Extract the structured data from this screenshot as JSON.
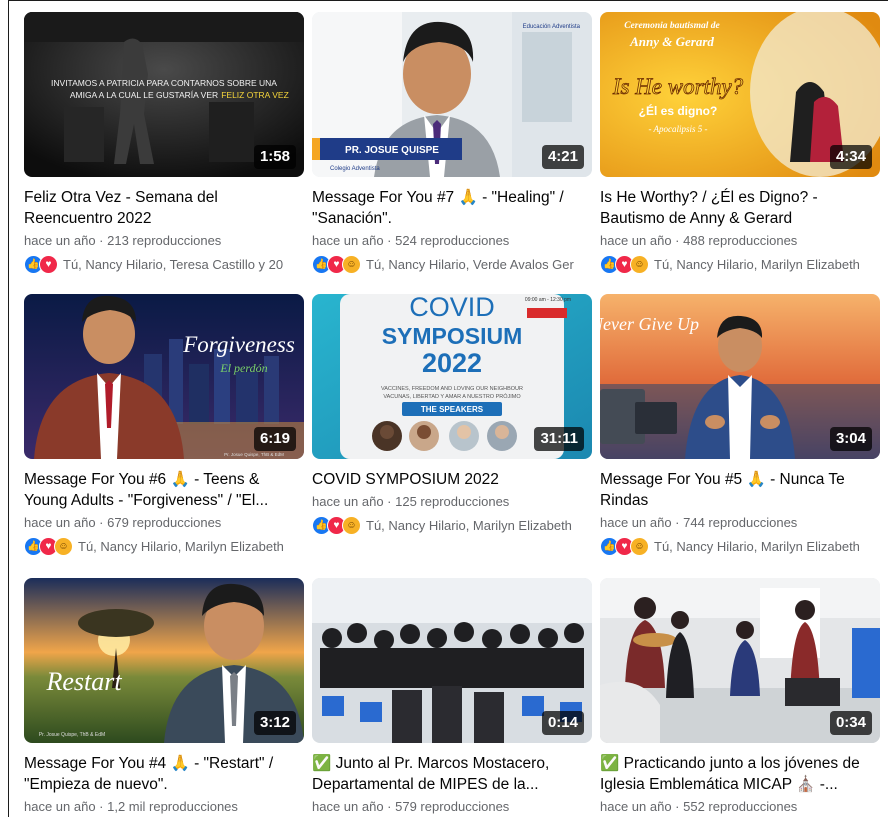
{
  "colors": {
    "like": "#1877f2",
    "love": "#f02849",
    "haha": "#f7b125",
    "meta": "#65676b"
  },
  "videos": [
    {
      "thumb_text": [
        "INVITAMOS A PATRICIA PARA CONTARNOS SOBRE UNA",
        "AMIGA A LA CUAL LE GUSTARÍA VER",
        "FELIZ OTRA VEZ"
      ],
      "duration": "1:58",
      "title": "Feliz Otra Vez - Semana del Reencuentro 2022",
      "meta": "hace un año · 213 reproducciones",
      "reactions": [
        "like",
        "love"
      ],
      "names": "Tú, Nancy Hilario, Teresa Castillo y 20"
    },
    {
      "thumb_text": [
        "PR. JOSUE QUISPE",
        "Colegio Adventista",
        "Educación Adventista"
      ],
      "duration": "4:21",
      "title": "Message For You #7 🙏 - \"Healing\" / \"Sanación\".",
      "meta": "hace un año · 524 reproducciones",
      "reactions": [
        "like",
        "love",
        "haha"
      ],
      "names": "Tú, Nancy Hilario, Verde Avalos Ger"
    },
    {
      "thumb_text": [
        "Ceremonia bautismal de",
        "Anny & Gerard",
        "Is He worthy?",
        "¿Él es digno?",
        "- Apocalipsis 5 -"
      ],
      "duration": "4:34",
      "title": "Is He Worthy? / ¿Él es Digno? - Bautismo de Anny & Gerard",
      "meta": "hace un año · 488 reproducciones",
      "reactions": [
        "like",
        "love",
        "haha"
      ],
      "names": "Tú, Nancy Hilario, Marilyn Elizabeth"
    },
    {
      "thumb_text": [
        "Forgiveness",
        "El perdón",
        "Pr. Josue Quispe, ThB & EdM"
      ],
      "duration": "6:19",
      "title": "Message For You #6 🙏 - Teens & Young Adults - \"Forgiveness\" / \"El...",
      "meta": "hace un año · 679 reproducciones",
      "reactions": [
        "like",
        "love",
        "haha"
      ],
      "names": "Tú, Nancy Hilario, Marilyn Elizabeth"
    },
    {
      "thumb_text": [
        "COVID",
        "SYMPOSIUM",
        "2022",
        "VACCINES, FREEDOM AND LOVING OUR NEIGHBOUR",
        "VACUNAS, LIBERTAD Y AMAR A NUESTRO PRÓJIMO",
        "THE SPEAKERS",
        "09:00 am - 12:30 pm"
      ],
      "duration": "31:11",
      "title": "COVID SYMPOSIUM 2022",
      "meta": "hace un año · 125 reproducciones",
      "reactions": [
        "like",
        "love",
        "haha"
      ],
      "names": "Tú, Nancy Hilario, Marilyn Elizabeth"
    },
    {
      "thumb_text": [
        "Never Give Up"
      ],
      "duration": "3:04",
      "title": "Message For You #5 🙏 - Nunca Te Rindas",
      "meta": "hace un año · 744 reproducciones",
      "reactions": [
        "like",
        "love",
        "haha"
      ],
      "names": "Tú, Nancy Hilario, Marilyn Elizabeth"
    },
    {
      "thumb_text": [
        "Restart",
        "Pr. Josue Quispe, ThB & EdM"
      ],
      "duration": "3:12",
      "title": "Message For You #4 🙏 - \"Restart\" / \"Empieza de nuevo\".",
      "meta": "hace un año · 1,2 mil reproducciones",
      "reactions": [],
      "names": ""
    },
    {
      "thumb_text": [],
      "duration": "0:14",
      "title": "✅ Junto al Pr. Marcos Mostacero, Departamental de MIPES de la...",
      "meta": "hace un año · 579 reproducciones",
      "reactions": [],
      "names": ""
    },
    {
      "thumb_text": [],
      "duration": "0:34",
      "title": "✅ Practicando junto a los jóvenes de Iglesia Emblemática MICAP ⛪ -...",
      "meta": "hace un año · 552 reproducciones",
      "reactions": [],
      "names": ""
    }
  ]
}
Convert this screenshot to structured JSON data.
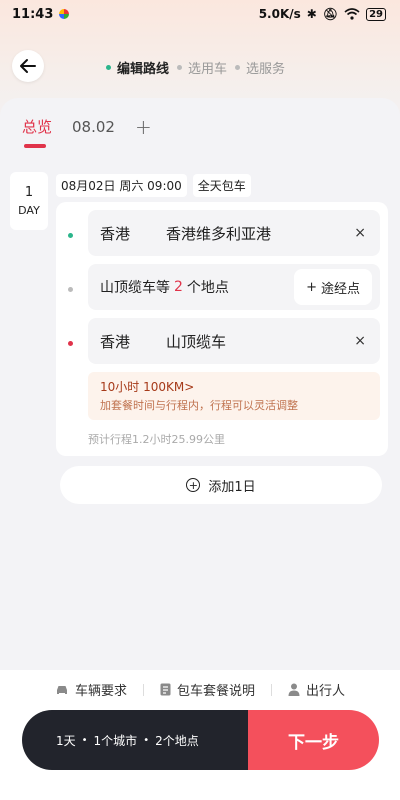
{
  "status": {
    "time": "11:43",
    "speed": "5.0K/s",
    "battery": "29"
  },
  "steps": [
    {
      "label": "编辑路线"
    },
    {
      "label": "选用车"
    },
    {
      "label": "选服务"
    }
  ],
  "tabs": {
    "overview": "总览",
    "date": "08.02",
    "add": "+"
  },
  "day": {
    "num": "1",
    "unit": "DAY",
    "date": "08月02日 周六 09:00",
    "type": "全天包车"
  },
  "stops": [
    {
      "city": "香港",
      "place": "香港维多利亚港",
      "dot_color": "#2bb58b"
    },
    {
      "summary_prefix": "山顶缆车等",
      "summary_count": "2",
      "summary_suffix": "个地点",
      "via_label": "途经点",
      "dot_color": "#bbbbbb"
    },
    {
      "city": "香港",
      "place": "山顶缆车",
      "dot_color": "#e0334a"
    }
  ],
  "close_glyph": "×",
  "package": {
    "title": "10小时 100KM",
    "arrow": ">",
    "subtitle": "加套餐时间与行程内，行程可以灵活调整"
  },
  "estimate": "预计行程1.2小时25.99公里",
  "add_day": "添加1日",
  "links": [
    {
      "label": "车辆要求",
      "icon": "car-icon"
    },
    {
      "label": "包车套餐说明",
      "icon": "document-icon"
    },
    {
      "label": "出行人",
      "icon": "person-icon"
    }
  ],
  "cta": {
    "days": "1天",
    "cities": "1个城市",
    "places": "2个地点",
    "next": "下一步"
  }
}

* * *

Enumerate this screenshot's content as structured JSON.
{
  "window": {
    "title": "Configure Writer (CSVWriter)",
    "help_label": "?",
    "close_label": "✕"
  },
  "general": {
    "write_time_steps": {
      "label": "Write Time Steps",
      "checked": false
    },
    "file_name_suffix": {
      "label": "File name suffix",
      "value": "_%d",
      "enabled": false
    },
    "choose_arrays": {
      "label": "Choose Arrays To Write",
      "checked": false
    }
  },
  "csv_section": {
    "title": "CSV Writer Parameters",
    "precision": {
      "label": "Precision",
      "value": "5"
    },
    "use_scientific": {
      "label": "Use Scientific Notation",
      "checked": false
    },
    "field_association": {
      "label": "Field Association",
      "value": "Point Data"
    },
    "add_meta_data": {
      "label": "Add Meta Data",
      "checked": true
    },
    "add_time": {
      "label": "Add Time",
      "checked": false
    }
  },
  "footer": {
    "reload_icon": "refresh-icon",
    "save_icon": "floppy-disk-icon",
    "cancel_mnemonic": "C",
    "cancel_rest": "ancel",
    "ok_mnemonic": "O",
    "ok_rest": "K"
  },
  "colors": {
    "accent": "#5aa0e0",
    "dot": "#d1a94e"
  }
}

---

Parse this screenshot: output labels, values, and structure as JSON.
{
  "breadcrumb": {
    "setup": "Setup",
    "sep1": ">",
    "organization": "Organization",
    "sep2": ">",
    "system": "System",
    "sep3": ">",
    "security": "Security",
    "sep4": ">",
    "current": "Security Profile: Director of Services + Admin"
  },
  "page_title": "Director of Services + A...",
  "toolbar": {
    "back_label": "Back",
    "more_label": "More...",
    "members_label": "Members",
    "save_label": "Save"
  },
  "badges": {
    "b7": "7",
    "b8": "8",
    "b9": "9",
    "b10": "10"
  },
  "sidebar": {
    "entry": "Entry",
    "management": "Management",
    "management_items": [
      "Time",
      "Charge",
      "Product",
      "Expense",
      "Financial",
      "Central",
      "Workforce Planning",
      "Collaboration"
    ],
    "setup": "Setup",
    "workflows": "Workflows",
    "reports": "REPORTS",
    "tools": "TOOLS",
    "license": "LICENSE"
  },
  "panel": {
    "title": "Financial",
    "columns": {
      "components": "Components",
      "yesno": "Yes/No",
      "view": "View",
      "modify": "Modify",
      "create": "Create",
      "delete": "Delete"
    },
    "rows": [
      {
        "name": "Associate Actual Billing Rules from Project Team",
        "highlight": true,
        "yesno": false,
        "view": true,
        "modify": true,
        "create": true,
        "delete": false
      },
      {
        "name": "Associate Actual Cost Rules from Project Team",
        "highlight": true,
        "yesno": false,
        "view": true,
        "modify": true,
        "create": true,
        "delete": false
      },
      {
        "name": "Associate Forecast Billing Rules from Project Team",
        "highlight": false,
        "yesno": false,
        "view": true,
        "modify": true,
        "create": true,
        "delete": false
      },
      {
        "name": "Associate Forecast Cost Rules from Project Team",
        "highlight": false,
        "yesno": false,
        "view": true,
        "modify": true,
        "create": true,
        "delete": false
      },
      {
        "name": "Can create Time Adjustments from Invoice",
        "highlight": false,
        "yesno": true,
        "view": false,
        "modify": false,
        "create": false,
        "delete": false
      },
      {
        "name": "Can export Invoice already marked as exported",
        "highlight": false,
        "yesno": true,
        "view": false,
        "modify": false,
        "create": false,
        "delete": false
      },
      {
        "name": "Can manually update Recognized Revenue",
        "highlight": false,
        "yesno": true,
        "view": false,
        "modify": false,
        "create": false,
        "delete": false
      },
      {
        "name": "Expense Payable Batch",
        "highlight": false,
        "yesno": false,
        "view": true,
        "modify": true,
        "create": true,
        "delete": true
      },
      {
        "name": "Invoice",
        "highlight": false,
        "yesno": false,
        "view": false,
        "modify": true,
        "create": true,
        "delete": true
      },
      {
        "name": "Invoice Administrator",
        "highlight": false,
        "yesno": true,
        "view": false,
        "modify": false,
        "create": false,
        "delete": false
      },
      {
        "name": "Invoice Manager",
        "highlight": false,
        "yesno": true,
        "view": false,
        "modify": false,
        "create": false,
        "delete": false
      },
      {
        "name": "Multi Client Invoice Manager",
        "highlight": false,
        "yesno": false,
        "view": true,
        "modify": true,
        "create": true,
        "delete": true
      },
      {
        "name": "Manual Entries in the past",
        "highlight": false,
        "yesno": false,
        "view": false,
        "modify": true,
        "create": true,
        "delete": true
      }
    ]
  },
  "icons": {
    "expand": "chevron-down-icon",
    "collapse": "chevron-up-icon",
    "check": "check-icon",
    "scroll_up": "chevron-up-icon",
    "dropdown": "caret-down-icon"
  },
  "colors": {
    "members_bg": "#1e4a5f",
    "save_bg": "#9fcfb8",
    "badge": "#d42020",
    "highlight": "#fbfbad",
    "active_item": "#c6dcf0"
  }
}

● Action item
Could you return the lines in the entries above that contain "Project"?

● Response to this task
        "name": "Associate Actual Billing Rules from Project Team",
        "name": "Associate Actual Cost Rules from Project Team",
        "name": "Associate Forecast Billing Rules from Project Team",
        "name": "Associate Forecast Cost Rules from Project Team",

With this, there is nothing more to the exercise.